● **Exercise data**
###

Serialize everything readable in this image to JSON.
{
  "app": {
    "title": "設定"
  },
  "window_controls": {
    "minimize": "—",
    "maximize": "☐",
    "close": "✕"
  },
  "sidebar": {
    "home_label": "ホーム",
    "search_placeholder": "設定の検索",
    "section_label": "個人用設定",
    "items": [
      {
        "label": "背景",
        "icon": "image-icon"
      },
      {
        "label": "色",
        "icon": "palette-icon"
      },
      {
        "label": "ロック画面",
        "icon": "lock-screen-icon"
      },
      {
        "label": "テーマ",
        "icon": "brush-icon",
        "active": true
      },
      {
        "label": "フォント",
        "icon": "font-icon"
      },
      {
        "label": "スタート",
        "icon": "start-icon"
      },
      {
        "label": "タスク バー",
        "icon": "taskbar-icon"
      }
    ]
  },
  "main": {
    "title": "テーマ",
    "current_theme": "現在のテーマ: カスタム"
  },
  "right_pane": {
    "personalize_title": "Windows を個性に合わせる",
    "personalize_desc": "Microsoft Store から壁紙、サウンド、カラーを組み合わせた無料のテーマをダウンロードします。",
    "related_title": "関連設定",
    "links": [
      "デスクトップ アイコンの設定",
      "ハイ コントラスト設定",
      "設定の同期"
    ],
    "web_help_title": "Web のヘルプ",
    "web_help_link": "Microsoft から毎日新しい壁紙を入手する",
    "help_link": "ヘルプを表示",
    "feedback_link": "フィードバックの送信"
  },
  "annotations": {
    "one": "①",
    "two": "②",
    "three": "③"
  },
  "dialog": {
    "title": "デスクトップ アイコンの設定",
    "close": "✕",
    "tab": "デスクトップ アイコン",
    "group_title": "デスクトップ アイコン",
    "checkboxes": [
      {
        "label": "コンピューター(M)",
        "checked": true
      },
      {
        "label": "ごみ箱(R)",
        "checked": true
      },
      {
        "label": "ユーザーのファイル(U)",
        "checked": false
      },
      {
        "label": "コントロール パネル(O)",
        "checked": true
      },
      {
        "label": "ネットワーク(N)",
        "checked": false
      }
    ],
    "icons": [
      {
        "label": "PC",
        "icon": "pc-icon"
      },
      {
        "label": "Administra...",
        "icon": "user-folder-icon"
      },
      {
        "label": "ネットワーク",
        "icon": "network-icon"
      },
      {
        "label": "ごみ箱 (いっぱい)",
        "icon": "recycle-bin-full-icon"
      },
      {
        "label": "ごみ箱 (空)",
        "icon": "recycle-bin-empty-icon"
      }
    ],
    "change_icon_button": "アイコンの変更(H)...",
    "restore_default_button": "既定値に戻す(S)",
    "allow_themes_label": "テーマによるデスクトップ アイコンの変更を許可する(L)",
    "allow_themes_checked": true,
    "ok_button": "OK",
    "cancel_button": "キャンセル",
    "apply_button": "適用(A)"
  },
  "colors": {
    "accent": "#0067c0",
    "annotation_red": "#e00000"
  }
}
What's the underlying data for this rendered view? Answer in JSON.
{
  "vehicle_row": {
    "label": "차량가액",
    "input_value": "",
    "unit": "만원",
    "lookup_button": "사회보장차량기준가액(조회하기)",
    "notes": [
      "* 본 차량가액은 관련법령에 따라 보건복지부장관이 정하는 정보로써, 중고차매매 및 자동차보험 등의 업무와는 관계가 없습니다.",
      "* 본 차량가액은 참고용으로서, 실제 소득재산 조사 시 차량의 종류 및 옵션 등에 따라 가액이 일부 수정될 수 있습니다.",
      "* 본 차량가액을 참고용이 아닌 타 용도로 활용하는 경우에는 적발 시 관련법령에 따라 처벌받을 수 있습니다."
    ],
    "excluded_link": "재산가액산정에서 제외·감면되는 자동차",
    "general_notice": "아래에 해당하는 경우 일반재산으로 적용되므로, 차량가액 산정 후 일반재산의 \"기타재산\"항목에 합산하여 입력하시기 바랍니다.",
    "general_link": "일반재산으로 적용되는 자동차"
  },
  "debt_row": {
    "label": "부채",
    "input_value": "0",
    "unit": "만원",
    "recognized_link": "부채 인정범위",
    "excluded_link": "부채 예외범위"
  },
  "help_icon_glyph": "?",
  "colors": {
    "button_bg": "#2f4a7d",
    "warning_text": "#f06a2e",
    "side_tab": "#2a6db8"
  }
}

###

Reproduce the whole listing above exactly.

Serialize everything readable in this image to JSON.
{
  "app": {
    "title": "設定"
  },
  "window_controls": {
    "minimize": "—",
    "maximize": "☐",
    "close": "✕"
  },
  "sidebar": {
    "home_label": "ホーム",
    "search_placeholder": "設定の検索",
    "section_label": "個人用設定",
    "items": [
      {
        "label": "背景",
        "icon": "image-icon"
      },
      {
        "label": "色",
        "icon": "palette-icon"
      },
      {
        "label": "ロック画面",
        "icon": "lock-screen-icon"
      },
      {
        "label": "テーマ",
        "icon": "brush-icon",
        "active": true
      },
      {
        "label": "フォント",
        "icon": "font-icon"
      },
      {
        "label": "スタート",
        "icon": "start-icon"
      },
      {
        "label": "タスク バー",
        "icon": "taskbar-icon"
      }
    ]
  },
  "main": {
    "title": "テーマ",
    "current_theme": "現在のテーマ: カスタム"
  },
  "right_pane": {
    "personalize_title": "Windows を個性に合わせる",
    "personalize_desc": "Microsoft Store から壁紙、サウンド、カラーを組み合わせた無料のテーマをダウンロードします。",
    "related_title": "関連設定",
    "links": [
      "デスクトップ アイコンの設定",
      "ハイ コントラスト設定",
      "設定の同期"
    ],
    "web_help_title": "Web のヘルプ",
    "web_help_link": "Microsoft から毎日新しい壁紙を入手する",
    "help_link": "ヘルプを表示",
    "feedback_link": "フィードバックの送信"
  },
  "annotations": {
    "one": "①",
    "two": "②",
    "three": "③"
  },
  "dialog": {
    "title": "デスクトップ アイコンの設定",
    "close": "✕",
    "tab": "デスクトップ アイコン",
    "group_title": "デスクトップ アイコン",
    "checkboxes": [
      {
        "label": "コンピューター(M)",
        "checked": true
      },
      {
        "label": "ごみ箱(R)",
        "checked": true
      },
      {
        "label": "ユーザーのファイル(U)",
        "checked": false
      },
      {
        "label": "コントロール パネル(O)",
        "checked": true
      },
      {
        "label": "ネットワーク(N)",
        "checked": false
      }
    ],
    "icons": [
      {
        "label": "PC",
        "icon": "pc-icon"
      },
      {
        "label": "Administra...",
        "icon": "user-folder-icon"
      },
      {
        "label": "ネットワーク",
        "icon": "network-icon"
      },
      {
        "label": "ごみ箱 (いっぱい)",
        "icon": "recycle-bin-full-icon"
      },
      {
        "label": "ごみ箱 (空)",
        "icon": "recycle-bin-empty-icon"
      }
    ],
    "change_icon_button": "アイコンの変更(H)...",
    "restore_default_button": "既定値に戻す(S)",
    "allow_themes_label": "テーマによるデスクトップ アイコンの変更を許可する(L)",
    "allow_themes_checked": true,
    "ok_button": "OK",
    "cancel_button": "キャンセル",
    "apply_button": "適用(A)"
  },
  "colors": {
    "accent": "#0067c0",
    "annotation_red": "#e00000"
  }
}
What's the underlying data for this rendered view? Answer in JSON.
{
  "vehicle_row": {
    "label": "차량가액",
    "input_value": "",
    "unit": "만원",
    "lookup_button": "사회보장차량기준가액(조회하기)",
    "notes": [
      "* 본 차량가액은 관련법령에 따라 보건복지부장관이 정하는 정보로써, 중고차매매 및 자동차보험 등의 업무와는 관계가 없습니다.",
      "* 본 차량가액은 참고용으로서, 실제 소득재산 조사 시 차량의 종류 및 옵션 등에 따라 가액이 일부 수정될 수 있습니다.",
      "* 본 차량가액을 참고용이 아닌 타 용도로 활용하는 경우에는 적발 시 관련법령에 따라 처벌받을 수 있습니다."
    ],
    "excluded_link": "재산가액산정에서 제외·감면되는 자동차",
    "general_notice": "아래에 해당하는 경우 일반재산으로 적용되므로, 차량가액 산정 후 일반재산의 \"기타재산\"항목에 합산하여 입력하시기 바랍니다.",
    "general_link": "일반재산으로 적용되는 자동차"
  },
  "debt_row": {
    "label": "부채",
    "input_value": "0",
    "unit": "만원",
    "recognized_link": "부채 인정범위",
    "excluded_link": "부채 예외범위"
  },
  "help_icon_glyph": "?",
  "colors": {
    "button_bg": "#2f4a7d",
    "warning_text": "#f06a2e",
    "side_tab": "#2a6db8"
  }
}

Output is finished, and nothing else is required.